* **Given records**
· · · · · · ·

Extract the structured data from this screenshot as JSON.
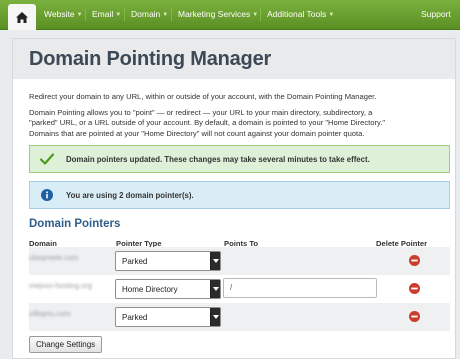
{
  "nav": {
    "items": [
      {
        "label": "Website",
        "has_caret": true
      },
      {
        "label": "Email",
        "has_caret": true
      },
      {
        "label": "Domain",
        "has_caret": true
      },
      {
        "label": "Marketing Services",
        "has_caret": true
      },
      {
        "label": "Additional Tools",
        "has_caret": true
      }
    ],
    "support_label": "Support",
    "home_icon": "home-icon"
  },
  "page": {
    "title": "Domain Pointing Manager",
    "intro": "Redirect your domain to any URL, within or outside of your account, with the Domain Pointing Manager.",
    "explanation": [
      "Domain Pointing allows you to \"point\" — or redirect — your URL to your main directory, subdirectory, a",
      "\"parked\" URL, or a URL outside of your account. By default, a domain is pointed to your \"Home Directory.\"",
      "Domains that are pointed at your \"Home Directory\" will not count against your domain pointer quota."
    ]
  },
  "alerts": {
    "success": "Domain pointers updated. These changes may take several minutes to take effect.",
    "info": "You are using 2 domain pointer(s)."
  },
  "pointers": {
    "section_title": "Domain Pointers",
    "headers": {
      "domain": "Domain",
      "pointer_type": "Pointer Type",
      "points_to": "Points To",
      "delete": "Delete Pointer"
    },
    "rows": [
      {
        "domain": "cbsqmiele.com",
        "pointer_type": "Parked",
        "points_to": null
      },
      {
        "domain": "mejovo-hosting.org",
        "pointer_type": "Home Directory",
        "points_to": "/"
      },
      {
        "domain": "vilbqmu.com",
        "pointer_type": "Parked",
        "points_to": null
      }
    ],
    "submit_label": "Change Settings"
  },
  "colors": {
    "nav_green": "#6aa030",
    "title_text": "#3d4a55",
    "section_blue": "#2f5f8a",
    "success_bg": "#dff0d8",
    "info_bg": "#d9edf7",
    "delete_red": "#cc3b2f"
  }
}
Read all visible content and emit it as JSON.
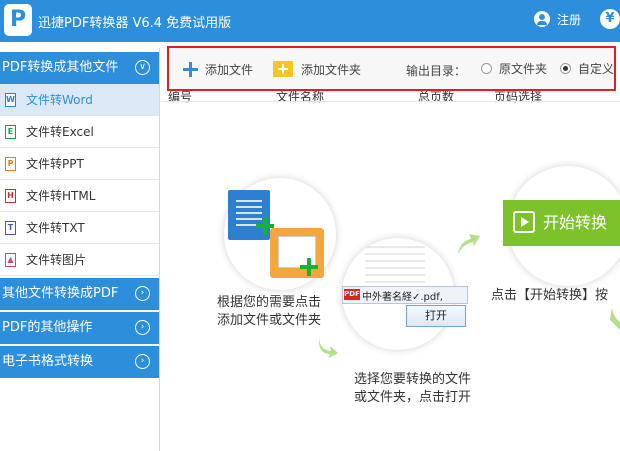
{
  "window": {
    "logo_letter": "P",
    "title": "迅捷PDF转换器 V6.4 免费试用版",
    "register_label": "注册",
    "currency_symbol": "¥"
  },
  "sidebar": {
    "sections": [
      {
        "label": "PDF转换成其他文件",
        "expanded": true,
        "items": [
          {
            "label": "文件转Word",
            "icon_text": "W",
            "active": true
          },
          {
            "label": "文件转Excel",
            "icon_text": "E",
            "active": false
          },
          {
            "label": "文件转PPT",
            "icon_text": "P",
            "active": false
          },
          {
            "label": "文件转HTML",
            "icon_text": "H",
            "active": false
          },
          {
            "label": "文件转TXT",
            "icon_text": "T",
            "active": false
          },
          {
            "label": "文件转图片",
            "icon_text": "▲",
            "active": false
          }
        ]
      },
      {
        "label": "其他文件转换成PDF",
        "expanded": false
      },
      {
        "label": "PDF的其他操作",
        "expanded": false
      },
      {
        "label": "电子书格式转换",
        "expanded": false
      }
    ]
  },
  "toolbar": {
    "add_file_label": "添加文件",
    "add_folder_label": "添加文件夹",
    "output_label": "输出目录：",
    "output_options": [
      {
        "label": "原文件夹",
        "checked": false
      },
      {
        "label": "自定义",
        "checked": true
      }
    ]
  },
  "table": {
    "columns": [
      "编号",
      "文件名称",
      "总页数",
      "页码选择"
    ]
  },
  "guide": {
    "step1": [
      "根据您的需要点击",
      "添加文件或文件夹"
    ],
    "step2": [
      "选择您要转换的文件",
      "或文件夹，点击打开"
    ],
    "step3": "点击【开始转换】按",
    "dialog_pdf_tag": "PDF",
    "dialog_file_name": "中外著名経✓.pdf,",
    "open_button": "打开",
    "start_button": "开始转换"
  },
  "colors": {
    "brand_blue": "#2d8fdc",
    "highlight_red": "#e02020",
    "accent_green": "#7dc22b",
    "folder_orange": "#f3a63b"
  }
}
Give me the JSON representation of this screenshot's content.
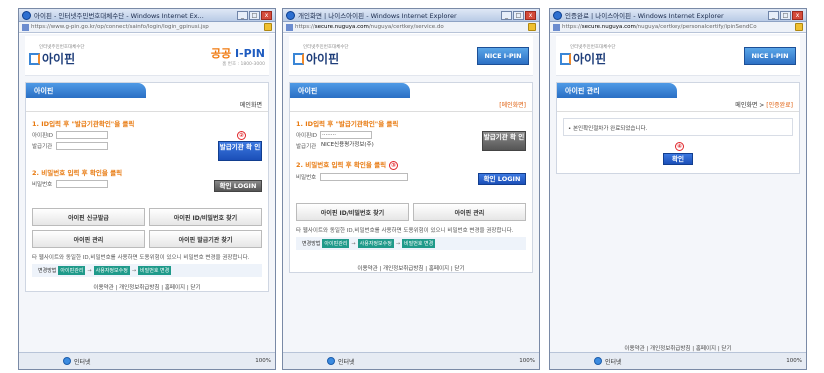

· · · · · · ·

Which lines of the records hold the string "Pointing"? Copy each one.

    "title": "Domain Pointing Manager",
    "intro": "Redirect your domain to any URL, within or outside of your account, with the Domain Pointing Manager.",
      "Domain Pointing allows you to \"point\" — or redirect — your URL to your main directory, subdirectory, a",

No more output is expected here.